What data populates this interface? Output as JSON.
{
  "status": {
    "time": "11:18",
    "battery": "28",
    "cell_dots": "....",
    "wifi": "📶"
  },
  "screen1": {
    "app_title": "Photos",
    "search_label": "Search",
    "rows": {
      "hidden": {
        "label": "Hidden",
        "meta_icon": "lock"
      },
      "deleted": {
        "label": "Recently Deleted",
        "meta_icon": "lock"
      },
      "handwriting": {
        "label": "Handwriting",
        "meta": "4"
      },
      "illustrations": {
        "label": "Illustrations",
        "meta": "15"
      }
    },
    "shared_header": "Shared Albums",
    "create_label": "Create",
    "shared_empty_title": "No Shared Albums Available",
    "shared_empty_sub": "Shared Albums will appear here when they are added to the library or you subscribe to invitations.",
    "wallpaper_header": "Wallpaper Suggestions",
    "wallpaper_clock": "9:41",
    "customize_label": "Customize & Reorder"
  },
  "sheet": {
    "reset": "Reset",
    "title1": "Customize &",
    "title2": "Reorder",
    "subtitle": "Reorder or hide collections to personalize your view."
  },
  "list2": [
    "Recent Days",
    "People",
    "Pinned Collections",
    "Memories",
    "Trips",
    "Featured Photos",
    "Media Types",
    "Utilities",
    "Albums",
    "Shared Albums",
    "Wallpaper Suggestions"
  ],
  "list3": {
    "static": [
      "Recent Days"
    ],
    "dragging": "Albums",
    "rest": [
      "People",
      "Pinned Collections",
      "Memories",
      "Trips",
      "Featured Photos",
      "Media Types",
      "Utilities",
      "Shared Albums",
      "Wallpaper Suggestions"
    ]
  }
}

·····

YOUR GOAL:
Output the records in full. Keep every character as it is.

ANSWER SECTION:
What data populates this interface? Output as JSON.
{
  "status": {
    "time": "11:18",
    "battery": "28",
    "cell_dots": "....",
    "wifi": "📶"
  },
  "screen1": {
    "app_title": "Photos",
    "search_label": "Search",
    "rows": {
      "hidden": {
        "label": "Hidden",
        "meta_icon": "lock"
      },
      "deleted": {
        "label": "Recently Deleted",
        "meta_icon": "lock"
      },
      "handwriting": {
        "label": "Handwriting",
        "meta": "4"
      },
      "illustrations": {
        "label": "Illustrations",
        "meta": "15"
      }
    },
    "shared_header": "Shared Albums",
    "create_label": "Create",
    "shared_empty_title": "No Shared Albums Available",
    "shared_empty_sub": "Shared Albums will appear here when they are added to the library or you subscribe to invitations.",
    "wallpaper_header": "Wallpaper Suggestions",
    "wallpaper_clock": "9:41",
    "customize_label": "Customize & Reorder"
  },
  "sheet": {
    "reset": "Reset",
    "title1": "Customize &",
    "title2": "Reorder",
    "subtitle": "Reorder or hide collections to personalize your view."
  },
  "list2": [
    "Recent Days",
    "People",
    "Pinned Collections",
    "Memories",
    "Trips",
    "Featured Photos",
    "Media Types",
    "Utilities",
    "Albums",
    "Shared Albums",
    "Wallpaper Suggestions"
  ],
  "list3": {
    "static": [
      "Recent Days"
    ],
    "dragging": "Albums",
    "rest": [
      "People",
      "Pinned Collections",
      "Memories",
      "Trips",
      "Featured Photos",
      "Media Types",
      "Utilities",
      "Shared Albums",
      "Wallpaper Suggestions"
    ]
  }
}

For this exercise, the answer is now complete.